No, a Bond and a Millage are two very different things. Funds from a Millage can be used on things like salaries for teachers, parapros, counselors, social workers, custodians, secretaries and more. They can also be used for programs like athletics, music, and art to list a few. Other examples include transportation, administration, special services for students, and facility maintenance costs. Bond funds are used for very specific things like building renovations, upgrades, new buses and some technology. Bond funds CANNOT be used for regular, day to day items like salaries. Remember, this Melvindale Northern-Allen Park Operating Millage Replacement Proposal does NOT affect homeowner property taxes on primary residences.
If the Melvindale-Northern Allen Park Operating Millage Replacement Proposal does not pass, the district runs the risk of having to cut costs and programs because it counts on this Operating Millage to support its operational, day to day, budget. As mentioned above, operational budgets include things like transportation, maintenance costs, salaries, materials, student programming etc.
No, these funds cannot be replaced by other sources, and these revenues would be lost. MelNAP would be required to reduce or cut programs to offset the loss.
No, your property taxes will not increase on your primary residence. As a primary residence owner, this millage will cost you nothing other than your time to vote.
Yes, eligible voters can vote on this issue.
Yes, if you are 18 years old and  a U.S. Citizen, you can vote and make a choice on the Melvindale-Northern Allen Park Public Schools Operating Millage Replacement Proposal; this includes MelNAP students 18 years of age or older, who are eligible to vote. Check to see if you are registered to vote: mvic.sos.state.mi.us/voter/index

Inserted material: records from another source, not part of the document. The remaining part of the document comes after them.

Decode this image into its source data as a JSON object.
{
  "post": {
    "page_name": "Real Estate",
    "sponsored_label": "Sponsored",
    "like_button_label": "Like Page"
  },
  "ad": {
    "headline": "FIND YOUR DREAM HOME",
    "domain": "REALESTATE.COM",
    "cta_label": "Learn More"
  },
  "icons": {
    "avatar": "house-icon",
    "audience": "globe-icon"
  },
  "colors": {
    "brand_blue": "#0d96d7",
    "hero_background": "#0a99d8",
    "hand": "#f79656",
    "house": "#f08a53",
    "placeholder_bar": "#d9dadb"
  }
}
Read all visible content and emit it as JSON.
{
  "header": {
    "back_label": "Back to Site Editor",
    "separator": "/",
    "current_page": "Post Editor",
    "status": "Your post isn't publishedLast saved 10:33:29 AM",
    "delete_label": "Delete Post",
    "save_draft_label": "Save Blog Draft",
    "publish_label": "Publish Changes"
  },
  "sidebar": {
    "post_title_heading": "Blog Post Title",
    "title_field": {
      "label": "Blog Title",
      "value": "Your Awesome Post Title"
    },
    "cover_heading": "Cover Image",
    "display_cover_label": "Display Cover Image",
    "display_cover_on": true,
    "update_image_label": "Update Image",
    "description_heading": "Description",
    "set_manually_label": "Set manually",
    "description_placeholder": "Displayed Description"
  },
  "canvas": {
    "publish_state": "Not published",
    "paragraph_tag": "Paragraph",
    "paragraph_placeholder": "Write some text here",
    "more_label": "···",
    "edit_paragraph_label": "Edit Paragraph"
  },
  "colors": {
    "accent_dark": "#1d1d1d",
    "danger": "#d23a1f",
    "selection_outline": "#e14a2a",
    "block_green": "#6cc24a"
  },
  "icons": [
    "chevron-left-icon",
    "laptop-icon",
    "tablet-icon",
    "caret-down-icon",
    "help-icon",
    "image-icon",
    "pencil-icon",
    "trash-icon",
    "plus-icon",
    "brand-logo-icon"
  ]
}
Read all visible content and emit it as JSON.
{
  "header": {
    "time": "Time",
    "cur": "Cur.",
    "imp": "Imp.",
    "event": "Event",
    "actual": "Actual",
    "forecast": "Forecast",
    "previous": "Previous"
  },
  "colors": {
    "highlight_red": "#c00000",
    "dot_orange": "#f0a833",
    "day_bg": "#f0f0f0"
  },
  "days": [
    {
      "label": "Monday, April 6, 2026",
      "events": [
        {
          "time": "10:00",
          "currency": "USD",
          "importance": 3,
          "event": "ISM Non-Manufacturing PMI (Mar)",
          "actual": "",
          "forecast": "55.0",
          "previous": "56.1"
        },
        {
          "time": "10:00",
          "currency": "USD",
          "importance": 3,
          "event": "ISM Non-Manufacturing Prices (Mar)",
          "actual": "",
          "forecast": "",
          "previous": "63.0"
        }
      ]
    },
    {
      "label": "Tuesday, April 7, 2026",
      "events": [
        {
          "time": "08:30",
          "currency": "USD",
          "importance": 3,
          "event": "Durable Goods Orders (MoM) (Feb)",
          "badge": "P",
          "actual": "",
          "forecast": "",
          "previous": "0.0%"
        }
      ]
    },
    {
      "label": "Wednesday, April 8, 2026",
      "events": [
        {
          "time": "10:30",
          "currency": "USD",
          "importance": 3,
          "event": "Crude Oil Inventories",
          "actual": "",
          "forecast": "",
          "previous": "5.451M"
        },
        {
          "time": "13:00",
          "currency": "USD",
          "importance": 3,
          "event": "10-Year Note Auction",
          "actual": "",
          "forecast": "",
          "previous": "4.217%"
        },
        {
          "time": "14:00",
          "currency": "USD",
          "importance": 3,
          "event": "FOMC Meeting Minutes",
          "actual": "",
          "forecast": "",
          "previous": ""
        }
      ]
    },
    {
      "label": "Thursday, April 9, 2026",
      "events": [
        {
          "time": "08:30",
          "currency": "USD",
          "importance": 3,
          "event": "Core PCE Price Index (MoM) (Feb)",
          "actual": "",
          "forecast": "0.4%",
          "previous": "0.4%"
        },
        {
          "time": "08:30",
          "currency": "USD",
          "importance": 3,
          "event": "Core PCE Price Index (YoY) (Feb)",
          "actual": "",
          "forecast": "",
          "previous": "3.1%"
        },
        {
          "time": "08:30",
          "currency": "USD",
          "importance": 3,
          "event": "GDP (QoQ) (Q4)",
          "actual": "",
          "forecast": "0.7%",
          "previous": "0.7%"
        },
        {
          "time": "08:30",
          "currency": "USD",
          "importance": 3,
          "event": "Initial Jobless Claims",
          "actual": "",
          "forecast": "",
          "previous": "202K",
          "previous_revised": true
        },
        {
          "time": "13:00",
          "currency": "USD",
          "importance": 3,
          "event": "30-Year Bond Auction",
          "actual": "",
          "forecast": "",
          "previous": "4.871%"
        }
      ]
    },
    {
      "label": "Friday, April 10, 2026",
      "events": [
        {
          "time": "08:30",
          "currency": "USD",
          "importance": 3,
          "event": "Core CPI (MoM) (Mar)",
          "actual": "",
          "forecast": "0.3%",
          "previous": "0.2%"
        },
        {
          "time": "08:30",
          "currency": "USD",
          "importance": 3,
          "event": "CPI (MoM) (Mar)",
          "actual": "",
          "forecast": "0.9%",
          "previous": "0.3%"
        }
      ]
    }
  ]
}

Mailing of absentee ballots begins on January 18, 2024. Absentee ballots can be requested a https://mvic.sos.state.mi.us/avapplication

A Homestead property is the property you own and consider your primary residence, where you live. A Non-Homestead property is one that is not considered your primary home. It could be a second home like a cottage, a rental property, or a business.
It might feel complicated to some because the way Michigan schools are funded has significantly changed over time. It used to be that homeowners’ property taxes paid for a big chunk of the school budget. However, in March 1994, Michigan voters approved Proposal A, which completely changed how Michigan public schools are funded. 
Before Proposal A

  • Homeowners' property taxes paid for a large portion of the school budget.
  • Wealthier districts with higher property values could raise more money for their schools.
  • Poorer districts with lower property values had less money to spend on their students.
After Proposal A
  • The main source of school funding shifted from local property taxes to state sales taxes.
  • All school districts now receive a base amount of funding per student from the state, called the "foundation allowance." This amount is currently $9,608 per student for the 2023/24 school year.
  • The state assumes that districts will also collect 18 mills in property taxes from businesses and other non-homestead properties. This amount is deducted from the foundation allowance.
  • To collect the 18 mills, each district must hold a vote to ask voters for their approval. This vote is often called the "Headlee Rollback."
  • If voters do not approve the Headlee Rollback, the district's budget will not be fully funded.
I invite you to contact me either by phone at (313) 389-3300 or email me at [email protected]. I welcome the opportunity to connect with you. I am here to serve you.